*** Data for the task Section Begins ***

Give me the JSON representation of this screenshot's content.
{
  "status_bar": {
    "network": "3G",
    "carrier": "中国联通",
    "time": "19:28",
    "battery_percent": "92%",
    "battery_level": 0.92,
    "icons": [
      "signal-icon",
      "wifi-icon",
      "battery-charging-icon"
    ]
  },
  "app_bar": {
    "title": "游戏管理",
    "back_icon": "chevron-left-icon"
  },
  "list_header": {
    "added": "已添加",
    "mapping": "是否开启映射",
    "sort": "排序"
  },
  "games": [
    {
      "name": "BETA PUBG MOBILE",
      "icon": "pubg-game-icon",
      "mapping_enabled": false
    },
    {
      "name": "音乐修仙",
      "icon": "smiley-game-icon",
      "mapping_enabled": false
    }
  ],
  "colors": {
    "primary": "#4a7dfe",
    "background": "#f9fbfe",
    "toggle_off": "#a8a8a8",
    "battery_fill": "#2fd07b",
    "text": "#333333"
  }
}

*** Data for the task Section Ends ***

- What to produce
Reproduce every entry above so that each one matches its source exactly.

- Exercise output
Give me the JSON representation of this screenshot's content.
{
  "status_bar": {
    "network": "3G",
    "carrier": "中国联通",
    "time": "19:28",
    "battery_percent": "92%",
    "battery_level": 0.92,
    "icons": [
      "signal-icon",
      "wifi-icon",
      "battery-charging-icon"
    ]
  },
  "app_bar": {
    "title": "游戏管理",
    "back_icon": "chevron-left-icon"
  },
  "list_header": {
    "added": "已添加",
    "mapping": "是否开启映射",
    "sort": "排序"
  },
  "games": [
    {
      "name": "BETA PUBG MOBILE",
      "icon": "pubg-game-icon",
      "mapping_enabled": false
    },
    {
      "name": "音乐修仙",
      "icon": "smiley-game-icon",
      "mapping_enabled": false
    }
  ],
  "colors": {
    "primary": "#4a7dfe",
    "background": "#f9fbfe",
    "toggle_off": "#a8a8a8",
    "battery_fill": "#2fd07b",
    "text": "#333333"
  }
}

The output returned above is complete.